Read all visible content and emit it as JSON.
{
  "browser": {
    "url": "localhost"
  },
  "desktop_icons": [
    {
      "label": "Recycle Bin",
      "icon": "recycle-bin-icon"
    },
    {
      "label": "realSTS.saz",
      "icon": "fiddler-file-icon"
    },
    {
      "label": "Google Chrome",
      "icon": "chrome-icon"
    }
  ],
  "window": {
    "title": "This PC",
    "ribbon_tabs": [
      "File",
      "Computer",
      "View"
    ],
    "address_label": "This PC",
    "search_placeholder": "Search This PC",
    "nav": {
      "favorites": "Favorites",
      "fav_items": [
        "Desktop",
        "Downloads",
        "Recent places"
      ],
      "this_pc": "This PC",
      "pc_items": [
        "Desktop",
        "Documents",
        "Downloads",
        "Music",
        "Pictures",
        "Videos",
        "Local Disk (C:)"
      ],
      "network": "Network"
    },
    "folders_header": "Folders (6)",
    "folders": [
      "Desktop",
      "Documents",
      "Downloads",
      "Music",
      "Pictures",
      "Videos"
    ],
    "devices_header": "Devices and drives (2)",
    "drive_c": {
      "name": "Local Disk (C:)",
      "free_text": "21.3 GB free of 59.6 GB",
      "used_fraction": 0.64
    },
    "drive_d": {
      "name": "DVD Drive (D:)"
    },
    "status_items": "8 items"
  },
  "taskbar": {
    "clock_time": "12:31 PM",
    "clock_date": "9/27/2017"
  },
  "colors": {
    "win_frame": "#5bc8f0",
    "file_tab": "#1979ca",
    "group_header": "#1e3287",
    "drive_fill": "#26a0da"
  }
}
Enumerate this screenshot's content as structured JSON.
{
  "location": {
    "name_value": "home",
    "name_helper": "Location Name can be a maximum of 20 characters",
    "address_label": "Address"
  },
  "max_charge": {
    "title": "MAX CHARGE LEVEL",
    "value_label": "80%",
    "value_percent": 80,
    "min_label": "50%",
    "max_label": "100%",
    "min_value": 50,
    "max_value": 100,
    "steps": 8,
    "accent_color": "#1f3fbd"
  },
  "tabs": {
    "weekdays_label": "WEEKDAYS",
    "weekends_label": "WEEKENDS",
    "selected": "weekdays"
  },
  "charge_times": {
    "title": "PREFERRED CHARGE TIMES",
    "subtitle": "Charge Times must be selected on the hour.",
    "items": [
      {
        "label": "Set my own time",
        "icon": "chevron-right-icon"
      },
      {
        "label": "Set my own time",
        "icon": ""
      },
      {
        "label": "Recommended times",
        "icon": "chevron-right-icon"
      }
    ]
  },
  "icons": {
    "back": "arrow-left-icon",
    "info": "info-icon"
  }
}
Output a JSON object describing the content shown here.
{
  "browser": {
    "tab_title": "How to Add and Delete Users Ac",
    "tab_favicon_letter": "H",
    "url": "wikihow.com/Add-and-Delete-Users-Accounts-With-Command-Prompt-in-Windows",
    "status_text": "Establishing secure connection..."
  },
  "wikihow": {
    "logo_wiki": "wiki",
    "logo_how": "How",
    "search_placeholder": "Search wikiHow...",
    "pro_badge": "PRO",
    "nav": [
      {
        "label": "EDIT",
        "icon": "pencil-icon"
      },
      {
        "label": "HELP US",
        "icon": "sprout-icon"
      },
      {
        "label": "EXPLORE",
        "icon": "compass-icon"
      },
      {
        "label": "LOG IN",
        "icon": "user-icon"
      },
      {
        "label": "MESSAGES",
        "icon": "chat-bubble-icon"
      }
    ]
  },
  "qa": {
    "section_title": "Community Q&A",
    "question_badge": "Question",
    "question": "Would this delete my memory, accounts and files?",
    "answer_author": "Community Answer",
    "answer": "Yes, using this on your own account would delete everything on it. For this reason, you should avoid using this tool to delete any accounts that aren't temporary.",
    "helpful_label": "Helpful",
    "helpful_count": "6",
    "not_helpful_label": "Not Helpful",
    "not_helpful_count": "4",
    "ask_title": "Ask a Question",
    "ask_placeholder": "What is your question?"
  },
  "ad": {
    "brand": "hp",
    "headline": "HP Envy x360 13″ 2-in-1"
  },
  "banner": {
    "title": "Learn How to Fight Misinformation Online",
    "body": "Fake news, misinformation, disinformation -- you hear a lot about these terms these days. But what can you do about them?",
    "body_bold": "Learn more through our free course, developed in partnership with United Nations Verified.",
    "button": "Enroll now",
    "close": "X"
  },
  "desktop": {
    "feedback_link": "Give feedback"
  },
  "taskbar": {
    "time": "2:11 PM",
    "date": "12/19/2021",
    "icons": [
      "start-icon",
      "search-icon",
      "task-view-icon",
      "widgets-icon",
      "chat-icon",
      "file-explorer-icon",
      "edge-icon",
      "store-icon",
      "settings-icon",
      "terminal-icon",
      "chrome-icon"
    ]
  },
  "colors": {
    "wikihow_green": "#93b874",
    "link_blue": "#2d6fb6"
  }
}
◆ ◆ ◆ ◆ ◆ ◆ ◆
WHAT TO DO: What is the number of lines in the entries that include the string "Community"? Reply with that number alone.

EXPECTED ANSWER: 2